By: Davine Holness
When a new child comes into a family, it is a time of joyous celebration. However, for new older sibling their excitement about a new playmate often mingles with jealousy and anger at the loss of their position as the youngest or only child. For younger children, this can manifest itself in regression and aggression. They may act out against the infant, who they may see as “stealing” away the attention of the parents. They may regress to become more like the baby they see everyone cooing over; for instance, newly potty-trained toddlers may have an increase in bed-wetting after they gain a little brother or sister. Older children, on the other hand, are better able to understand that receiving less attention doesn’t mean the parents love them less. Yet they often still experience some jealousy, which in turn makes them feel guilty. In order to guide the older sibling to acceptance of a new sibling, parents can take steps to ensure the child knows they still have a special place in the family.
Preparing the child for the new sibling should begin when the parents start to tell friends and relatives about the pregnancy. Tell the child directly – so that they don’t find out from someone else – and begin to talk to them about the changes that will occur.
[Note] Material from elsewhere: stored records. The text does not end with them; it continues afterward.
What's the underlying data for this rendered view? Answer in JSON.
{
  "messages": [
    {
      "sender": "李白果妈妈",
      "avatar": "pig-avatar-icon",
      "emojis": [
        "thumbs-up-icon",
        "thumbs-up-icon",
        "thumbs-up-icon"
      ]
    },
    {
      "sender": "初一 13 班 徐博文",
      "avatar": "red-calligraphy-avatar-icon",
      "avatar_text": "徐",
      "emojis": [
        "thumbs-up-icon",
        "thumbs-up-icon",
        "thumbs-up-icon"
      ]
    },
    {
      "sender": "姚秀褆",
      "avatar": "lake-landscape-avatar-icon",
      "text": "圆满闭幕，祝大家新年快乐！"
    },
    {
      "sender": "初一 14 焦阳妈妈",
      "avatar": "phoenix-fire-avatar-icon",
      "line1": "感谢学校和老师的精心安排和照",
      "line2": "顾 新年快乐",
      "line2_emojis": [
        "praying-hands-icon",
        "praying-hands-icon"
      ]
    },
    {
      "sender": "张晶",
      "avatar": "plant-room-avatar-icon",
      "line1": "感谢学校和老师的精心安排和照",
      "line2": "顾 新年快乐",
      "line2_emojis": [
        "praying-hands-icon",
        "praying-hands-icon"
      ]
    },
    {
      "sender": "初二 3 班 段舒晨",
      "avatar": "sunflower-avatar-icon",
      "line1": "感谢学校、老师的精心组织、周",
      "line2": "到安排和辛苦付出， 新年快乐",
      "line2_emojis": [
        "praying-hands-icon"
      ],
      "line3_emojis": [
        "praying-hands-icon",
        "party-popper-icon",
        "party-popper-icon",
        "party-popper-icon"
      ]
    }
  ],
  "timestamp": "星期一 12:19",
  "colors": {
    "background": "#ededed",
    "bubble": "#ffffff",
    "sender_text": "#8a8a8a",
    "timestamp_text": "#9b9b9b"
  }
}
As the pregnancy progresses, it may be helpful to take the time to reminisce about when the older-sibling-to-be was a baby, viewing pictures or telling stories. When the baby is finally born, let the older sibling feel like they are part of this exciting new process. This can come through calling the infant “our baby,” letting the older sibling help in any way possible, or allowing him or her to help choose a baby name. Emphasize the older sibling’s role by saying that they now have the important role of big brother or sister. Most importantly, set aside time to be with just the older sibling. You can use this time to talk about how they are doing. Special attention directed at the older sibling can make all the difference.
For help dealing with family issues, feel free to contact our Bergen County, NJ or Manhattan offices of psychologists, psychiatrists, and psychotherapists to speak with a professional experienced in family counseling.
Arista Counseling and Psychiatric Services (201) 368-3700 or (212) 722-1920
More detailed information can be found at http://www.acenterfortherapy.com
Banschick, M. (2014, June 3). Helping Your Child Accept a New Baby. . Retrieved June 6, 2014